» **Work order**: Copy each record exactly, word for word.
◇ ◇ ◇ ◇ ◇ ◇ ◇
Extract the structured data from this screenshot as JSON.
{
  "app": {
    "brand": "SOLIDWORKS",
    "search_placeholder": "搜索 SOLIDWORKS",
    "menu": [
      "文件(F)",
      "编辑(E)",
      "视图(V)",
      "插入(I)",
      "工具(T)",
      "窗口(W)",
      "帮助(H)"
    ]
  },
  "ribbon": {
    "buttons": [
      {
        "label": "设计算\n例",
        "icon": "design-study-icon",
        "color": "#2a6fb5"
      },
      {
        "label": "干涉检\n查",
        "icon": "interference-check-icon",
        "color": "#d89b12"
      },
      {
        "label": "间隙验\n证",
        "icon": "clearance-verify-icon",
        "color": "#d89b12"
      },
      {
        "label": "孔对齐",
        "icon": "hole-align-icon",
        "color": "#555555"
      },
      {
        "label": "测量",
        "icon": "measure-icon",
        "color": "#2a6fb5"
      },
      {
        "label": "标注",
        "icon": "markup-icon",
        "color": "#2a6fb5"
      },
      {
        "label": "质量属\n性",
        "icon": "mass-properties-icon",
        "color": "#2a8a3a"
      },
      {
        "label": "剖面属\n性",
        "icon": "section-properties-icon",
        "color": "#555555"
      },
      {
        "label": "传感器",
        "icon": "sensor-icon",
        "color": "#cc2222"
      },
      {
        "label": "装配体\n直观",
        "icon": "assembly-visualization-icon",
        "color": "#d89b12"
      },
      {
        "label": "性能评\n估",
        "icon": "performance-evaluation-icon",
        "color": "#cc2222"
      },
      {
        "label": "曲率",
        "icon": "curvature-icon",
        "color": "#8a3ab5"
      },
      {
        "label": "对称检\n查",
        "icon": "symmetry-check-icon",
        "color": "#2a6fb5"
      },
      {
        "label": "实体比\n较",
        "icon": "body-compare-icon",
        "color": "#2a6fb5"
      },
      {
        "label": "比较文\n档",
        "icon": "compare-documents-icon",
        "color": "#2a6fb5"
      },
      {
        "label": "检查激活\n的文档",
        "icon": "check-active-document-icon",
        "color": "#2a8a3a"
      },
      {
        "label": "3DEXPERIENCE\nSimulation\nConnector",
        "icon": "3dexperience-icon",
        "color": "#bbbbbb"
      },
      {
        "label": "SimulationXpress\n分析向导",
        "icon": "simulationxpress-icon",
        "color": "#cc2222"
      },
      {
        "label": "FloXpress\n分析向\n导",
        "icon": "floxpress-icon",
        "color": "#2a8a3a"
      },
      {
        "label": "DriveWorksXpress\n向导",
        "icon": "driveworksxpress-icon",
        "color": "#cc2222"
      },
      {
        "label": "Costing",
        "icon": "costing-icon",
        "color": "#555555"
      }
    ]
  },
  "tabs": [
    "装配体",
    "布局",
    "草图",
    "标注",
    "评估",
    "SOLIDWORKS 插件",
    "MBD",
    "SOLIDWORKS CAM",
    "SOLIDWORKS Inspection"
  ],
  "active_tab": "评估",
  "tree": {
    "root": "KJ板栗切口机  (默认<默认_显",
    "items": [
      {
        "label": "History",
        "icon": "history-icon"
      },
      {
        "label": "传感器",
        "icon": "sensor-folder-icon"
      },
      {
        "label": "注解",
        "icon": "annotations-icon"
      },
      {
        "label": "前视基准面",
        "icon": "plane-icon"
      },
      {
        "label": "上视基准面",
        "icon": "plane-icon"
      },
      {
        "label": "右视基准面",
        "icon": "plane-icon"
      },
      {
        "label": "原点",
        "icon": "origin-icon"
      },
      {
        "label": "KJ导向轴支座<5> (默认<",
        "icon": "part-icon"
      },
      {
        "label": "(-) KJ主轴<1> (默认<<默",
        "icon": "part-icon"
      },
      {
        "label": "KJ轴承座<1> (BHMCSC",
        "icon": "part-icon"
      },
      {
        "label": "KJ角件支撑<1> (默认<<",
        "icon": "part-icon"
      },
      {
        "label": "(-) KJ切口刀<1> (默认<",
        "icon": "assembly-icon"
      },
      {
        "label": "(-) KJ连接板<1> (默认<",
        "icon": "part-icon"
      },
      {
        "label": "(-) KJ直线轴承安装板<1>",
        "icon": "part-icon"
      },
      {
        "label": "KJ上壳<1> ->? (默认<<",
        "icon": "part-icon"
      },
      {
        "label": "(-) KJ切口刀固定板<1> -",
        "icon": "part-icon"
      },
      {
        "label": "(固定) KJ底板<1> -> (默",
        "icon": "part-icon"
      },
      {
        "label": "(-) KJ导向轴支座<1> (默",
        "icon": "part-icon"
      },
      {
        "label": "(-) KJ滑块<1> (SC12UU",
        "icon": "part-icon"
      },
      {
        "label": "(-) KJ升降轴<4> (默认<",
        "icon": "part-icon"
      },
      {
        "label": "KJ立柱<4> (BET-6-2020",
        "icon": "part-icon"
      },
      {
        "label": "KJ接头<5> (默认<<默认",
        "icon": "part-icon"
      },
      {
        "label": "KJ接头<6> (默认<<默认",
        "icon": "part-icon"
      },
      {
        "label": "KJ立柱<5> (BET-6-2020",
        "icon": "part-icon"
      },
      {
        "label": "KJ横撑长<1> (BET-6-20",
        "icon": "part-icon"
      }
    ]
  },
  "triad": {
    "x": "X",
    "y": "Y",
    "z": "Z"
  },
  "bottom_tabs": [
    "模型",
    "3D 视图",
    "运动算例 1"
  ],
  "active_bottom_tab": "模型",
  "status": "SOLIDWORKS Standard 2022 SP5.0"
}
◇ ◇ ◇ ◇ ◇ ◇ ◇
» **Answer space**:
Extract the structured data from this screenshot as JSON.
{
  "app": {
    "brand": "SOLIDWORKS",
    "search_placeholder": "搜索 SOLIDWORKS",
    "menu": [
      "文件(F)",
      "编辑(E)",
      "视图(V)",
      "插入(I)",
      "工具(T)",
      "窗口(W)",
      "帮助(H)"
    ]
  },
  "ribbon": {
    "buttons": [
      {
        "label": "设计算\n例",
        "icon": "design-study-icon",
        "color": "#2a6fb5"
      },
      {
        "label": "干涉检\n查",
        "icon": "interference-check-icon",
        "color": "#d89b12"
      },
      {
        "label": "间隙验\n证",
        "icon": "clearance-verify-icon",
        "color": "#d89b12"
      },
      {
        "label": "孔对齐",
        "icon": "hole-align-icon",
        "color": "#555555"
      },
      {
        "label": "测量",
        "icon": "measure-icon",
        "color": "#2a6fb5"
      },
      {
        "label": "标注",
        "icon": "markup-icon",
        "color": "#2a6fb5"
      },
      {
        "label": "质量属\n性",
        "icon": "mass-properties-icon",
        "color": "#2a8a3a"
      },
      {
        "label": "剖面属\n性",
        "icon": "section-properties-icon",
        "color": "#555555"
      },
      {
        "label": "传感器",
        "icon": "sensor-icon",
        "color": "#cc2222"
      },
      {
        "label": "装配体\n直观",
        "icon": "assembly-visualization-icon",
        "color": "#d89b12"
      },
      {
        "label": "性能评\n估",
        "icon": "performance-evaluation-icon",
        "color": "#cc2222"
      },
      {
        "label": "曲率",
        "icon": "curvature-icon",
        "color": "#8a3ab5"
      },
      {
        "label": "对称检\n查",
        "icon": "symmetry-check-icon",
        "color": "#2a6fb5"
      },
      {
        "label": "实体比\n较",
        "icon": "body-compare-icon",
        "color": "#2a6fb5"
      },
      {
        "label": "比较文\n档",
        "icon": "compare-documents-icon",
        "color": "#2a6fb5"
      },
      {
        "label": "检查激活\n的文档",
        "icon": "check-active-document-icon",
        "color": "#2a8a3a"
      },
      {
        "label": "3DEXPERIENCE\nSimulation\nConnector",
        "icon": "3dexperience-icon",
        "color": "#bbbbbb"
      },
      {
        "label": "SimulationXpress\n分析向导",
        "icon": "simulationxpress-icon",
        "color": "#cc2222"
      },
      {
        "label": "FloXpress\n分析向\n导",
        "icon": "floxpress-icon",
        "color": "#2a8a3a"
      },
      {
        "label": "DriveWorksXpress\n向导",
        "icon": "driveworksxpress-icon",
        "color": "#cc2222"
      },
      {
        "label": "Costing",
        "icon": "costing-icon",
        "color": "#555555"
      }
    ]
  },
  "tabs": [
    "装配体",
    "布局",
    "草图",
    "标注",
    "评估",
    "SOLIDWORKS 插件",
    "MBD",
    "SOLIDWORKS CAM",
    "SOLIDWORKS Inspection"
  ],
  "active_tab": "评估",
  "tree": {
    "root": "KJ板栗切口机  (默认<默认_显",
    "items": [
      {
        "label": "History",
        "icon": "history-icon"
      },
      {
        "label": "传感器",
        "icon": "sensor-folder-icon"
      },
      {
        "label": "注解",
        "icon": "annotations-icon"
      },
      {
        "label": "前视基准面",
        "icon": "plane-icon"
      },
      {
        "label": "上视基准面",
        "icon": "plane-icon"
      },
      {
        "label": "右视基准面",
        "icon": "plane-icon"
      },
      {
        "label": "原点",
        "icon": "origin-icon"
      },
      {
        "label": "KJ导向轴支座<5> (默认<",
        "icon": "part-icon"
      },
      {
        "label": "(-) KJ主轴<1> (默认<<默",
        "icon": "part-icon"
      },
      {
        "label": "KJ轴承座<1> (BHMCSC",
        "icon": "part-icon"
      },
      {
        "label": "KJ角件支撑<1> (默认<<",
        "icon": "part-icon"
      },
      {
        "label": "(-) KJ切口刀<1> (默认<",
        "icon": "assembly-icon"
      },
      {
        "label": "(-) KJ连接板<1> (默认<",
        "icon": "part-icon"
      },
      {
        "label": "(-) KJ直线轴承安装板<1>",
        "icon": "part-icon"
      },
      {
        "label": "KJ上壳<1> ->? (默认<<",
        "icon": "part-icon"
      },
      {
        "label": "(-) KJ切口刀固定板<1> -",
        "icon": "part-icon"
      },
      {
        "label": "(固定) KJ底板<1> -> (默",
        "icon": "part-icon"
      },
      {
        "label": "(-) KJ导向轴支座<1> (默",
        "icon": "part-icon"
      },
      {
        "label": "(-) KJ滑块<1> (SC12UU",
        "icon": "part-icon"
      },
      {
        "label": "(-) KJ升降轴<4> (默认<",
        "icon": "part-icon"
      },
      {
        "label": "KJ立柱<4> (BET-6-2020",
        "icon": "part-icon"
      },
      {
        "label": "KJ接头<5> (默认<<默认",
        "icon": "part-icon"
      },
      {
        "label": "KJ接头<6> (默认<<默认",
        "icon": "part-icon"
      },
      {
        "label": "KJ立柱<5> (BET-6-2020",
        "icon": "part-icon"
      },
      {
        "label": "KJ横撑长<1> (BET-6-20",
        "icon": "part-icon"
      }
    ]
  },
  "triad": {
    "x": "X",
    "y": "Y",
    "z": "Z"
  },
  "bottom_tabs": [
    "模型",
    "3D 视图",
    "运动算例 1"
  ],
  "active_bottom_tab": "模型",
  "status": "SOLIDWORKS Standard 2022 SP5.0"
}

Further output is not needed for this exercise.